      The reason Labour has no plan on Europe is that there is no way any of these positions can be combined to form a strategy that is acceptable in electoral terms to the whole party. Any new leader from the right of the PLP would be just as powerless as Corbyn to unify the party on Europe, so it is much better for them to leave Corbyn in position for the time being and let him be the fall guy.

    3. I'm not convinced there is a desire on the right to keep Corbyn in situ as a fall guy, nor that the circumstances would be any better for a coup once article 50 was invoked.

      As you note, there are varied opinions in Labour, from full remain to hard leave, but all know that a compromise is necessary and I suspect one could be forged that would satisfy most of them, i.e. a soft Brexit.

      The current situation looks like MPs minding their constituencies rather than collectively working towards a party line, which suggests a wish for, or expectation of, disintegration.

    4. The Labour Right is particularly incoherent here, or rather having their cake and eating it. They are both pro-EU and pro-Very Real Concerns over immigration, and need to be called out on it. Of course it helps them that, whatever strategy Corbyn picks, they have a stick to beat him with.

  2. Couldn't the argument that since there was no chance of defeating the government in the vote, it was otiose to vote against it, have been used by Harman during her interregnum to the effect that there was no point in opposing the notorious welfare bill since they were only going to lose it anyway.

    1. I wasn't suggesting it was otiose to oppose or even to support the bill.
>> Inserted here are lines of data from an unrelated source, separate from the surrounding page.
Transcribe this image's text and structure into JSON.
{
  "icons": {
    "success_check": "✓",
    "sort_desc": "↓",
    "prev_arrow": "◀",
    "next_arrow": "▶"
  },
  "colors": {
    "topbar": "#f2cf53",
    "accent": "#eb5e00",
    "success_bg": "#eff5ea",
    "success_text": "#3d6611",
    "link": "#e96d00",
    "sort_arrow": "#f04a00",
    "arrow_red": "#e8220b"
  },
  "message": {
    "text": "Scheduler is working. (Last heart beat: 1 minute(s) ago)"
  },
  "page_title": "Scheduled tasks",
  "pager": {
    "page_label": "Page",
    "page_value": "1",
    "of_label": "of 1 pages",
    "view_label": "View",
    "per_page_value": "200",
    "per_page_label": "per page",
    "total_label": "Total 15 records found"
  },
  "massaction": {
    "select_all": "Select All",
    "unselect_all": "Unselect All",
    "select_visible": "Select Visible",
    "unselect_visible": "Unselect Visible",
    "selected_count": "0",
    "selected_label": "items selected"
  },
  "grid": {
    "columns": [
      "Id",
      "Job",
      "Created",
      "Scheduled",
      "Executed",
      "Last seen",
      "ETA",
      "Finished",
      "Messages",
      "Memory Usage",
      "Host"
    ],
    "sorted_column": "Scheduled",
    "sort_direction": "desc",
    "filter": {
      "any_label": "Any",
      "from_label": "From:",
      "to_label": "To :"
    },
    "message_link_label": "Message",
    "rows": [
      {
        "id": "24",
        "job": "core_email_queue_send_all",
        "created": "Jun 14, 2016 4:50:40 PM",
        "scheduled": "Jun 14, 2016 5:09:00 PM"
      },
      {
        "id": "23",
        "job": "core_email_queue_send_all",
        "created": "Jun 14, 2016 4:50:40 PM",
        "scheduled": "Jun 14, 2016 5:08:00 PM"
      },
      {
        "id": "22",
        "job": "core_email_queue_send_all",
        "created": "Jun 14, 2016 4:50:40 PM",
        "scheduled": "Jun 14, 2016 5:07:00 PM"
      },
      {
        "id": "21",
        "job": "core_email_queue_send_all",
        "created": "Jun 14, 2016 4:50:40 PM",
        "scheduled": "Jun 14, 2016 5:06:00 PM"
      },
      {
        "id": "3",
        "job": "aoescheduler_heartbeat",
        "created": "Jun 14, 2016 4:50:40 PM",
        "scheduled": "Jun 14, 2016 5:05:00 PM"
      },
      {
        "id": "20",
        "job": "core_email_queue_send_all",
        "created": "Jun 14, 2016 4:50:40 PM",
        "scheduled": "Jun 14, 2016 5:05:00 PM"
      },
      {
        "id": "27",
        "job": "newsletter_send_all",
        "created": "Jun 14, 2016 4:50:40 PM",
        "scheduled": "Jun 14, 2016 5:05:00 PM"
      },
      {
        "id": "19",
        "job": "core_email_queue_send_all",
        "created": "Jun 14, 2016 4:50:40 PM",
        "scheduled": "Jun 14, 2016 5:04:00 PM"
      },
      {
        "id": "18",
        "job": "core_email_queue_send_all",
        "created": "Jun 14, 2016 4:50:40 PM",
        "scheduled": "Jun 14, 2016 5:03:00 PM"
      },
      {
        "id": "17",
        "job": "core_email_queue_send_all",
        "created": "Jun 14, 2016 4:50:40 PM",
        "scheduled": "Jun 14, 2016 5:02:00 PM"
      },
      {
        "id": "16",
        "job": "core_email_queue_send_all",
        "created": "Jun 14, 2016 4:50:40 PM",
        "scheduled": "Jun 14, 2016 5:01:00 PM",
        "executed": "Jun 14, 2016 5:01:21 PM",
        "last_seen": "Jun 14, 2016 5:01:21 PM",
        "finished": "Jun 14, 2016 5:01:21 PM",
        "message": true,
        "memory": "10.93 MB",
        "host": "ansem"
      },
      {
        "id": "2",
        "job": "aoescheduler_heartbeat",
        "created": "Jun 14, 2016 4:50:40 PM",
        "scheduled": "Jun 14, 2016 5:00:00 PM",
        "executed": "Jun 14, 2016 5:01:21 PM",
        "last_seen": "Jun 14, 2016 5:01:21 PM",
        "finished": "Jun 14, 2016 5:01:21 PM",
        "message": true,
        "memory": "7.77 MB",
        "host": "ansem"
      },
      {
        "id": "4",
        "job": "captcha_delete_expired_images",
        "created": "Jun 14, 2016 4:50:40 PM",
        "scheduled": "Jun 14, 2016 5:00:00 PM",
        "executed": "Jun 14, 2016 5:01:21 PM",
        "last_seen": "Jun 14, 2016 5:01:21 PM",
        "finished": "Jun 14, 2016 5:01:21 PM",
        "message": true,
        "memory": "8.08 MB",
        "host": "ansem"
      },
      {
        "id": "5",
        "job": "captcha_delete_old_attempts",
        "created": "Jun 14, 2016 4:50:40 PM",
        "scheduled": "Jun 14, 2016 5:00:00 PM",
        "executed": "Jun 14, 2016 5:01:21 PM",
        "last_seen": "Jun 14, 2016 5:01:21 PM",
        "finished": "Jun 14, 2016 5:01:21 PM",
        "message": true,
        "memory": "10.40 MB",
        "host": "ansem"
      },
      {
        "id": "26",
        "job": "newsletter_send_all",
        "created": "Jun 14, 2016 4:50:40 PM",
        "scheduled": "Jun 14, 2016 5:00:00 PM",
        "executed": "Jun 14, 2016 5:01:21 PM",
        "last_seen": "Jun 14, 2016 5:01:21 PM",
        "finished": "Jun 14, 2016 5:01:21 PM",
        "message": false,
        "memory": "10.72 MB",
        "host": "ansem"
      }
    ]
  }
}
I used that word in respect of criticism of Corbyn for Labour not being of one mind.

      The shame of Harman relates to abstention: an unwillingness to express an opinion. Having a view, or at least arriving at one, is surely the sine qua non of representative democracy.

      My overall issue in this post is not with MPs who have an opinion, but with those who lack the courage of their opinion.

    2. Otiose ... nice one centurion.

  3. How will the labour right react if a hard brexit is agreed upon with the EU?

  4. I guess the leavers will bite their tongues and the remainers will blame Corbyn

  5. Interesting insight about the Select Committees. At the time, they were heralded as a new more rigorous form of accountability. But recent experience shows them to be more interested in grandstanding and largely toothless, reduced to haranguing not-very-apologetic capitalists while having nothing to back up the bluster.

    1. The select committee system was essentially the brainchild of Norman St John-Stevas, an admirer (and editor of the collected works) of Walter Bagehot, who in turn coined the constitutional dichotomy of the "dignified" and the "effective". The select committee system, with its top-notes of waspishness and camp obscuring its general ineffectiveness in the restraint of power, was not an accident.

      It's worth noting that St John-Stevas went on to become the senior non-executive director of BSkyB and helped appoint James Murdoch as CEO. I have no evidence that he coached father and son before their appearance in front of the media select committee in 2011 (St John-Stevas died in 2012), but the theatricality of the event ("the most humble day of my life") is suggestive.

    2. Obviously still seen by the Labour Right as a useful addition to their CV, though.

    3. They get a little empire plus a higher profile when in opposition. Keith Vaz got much more publicity between 2010 and 2016 than if he'd been Shadow Home Secretary.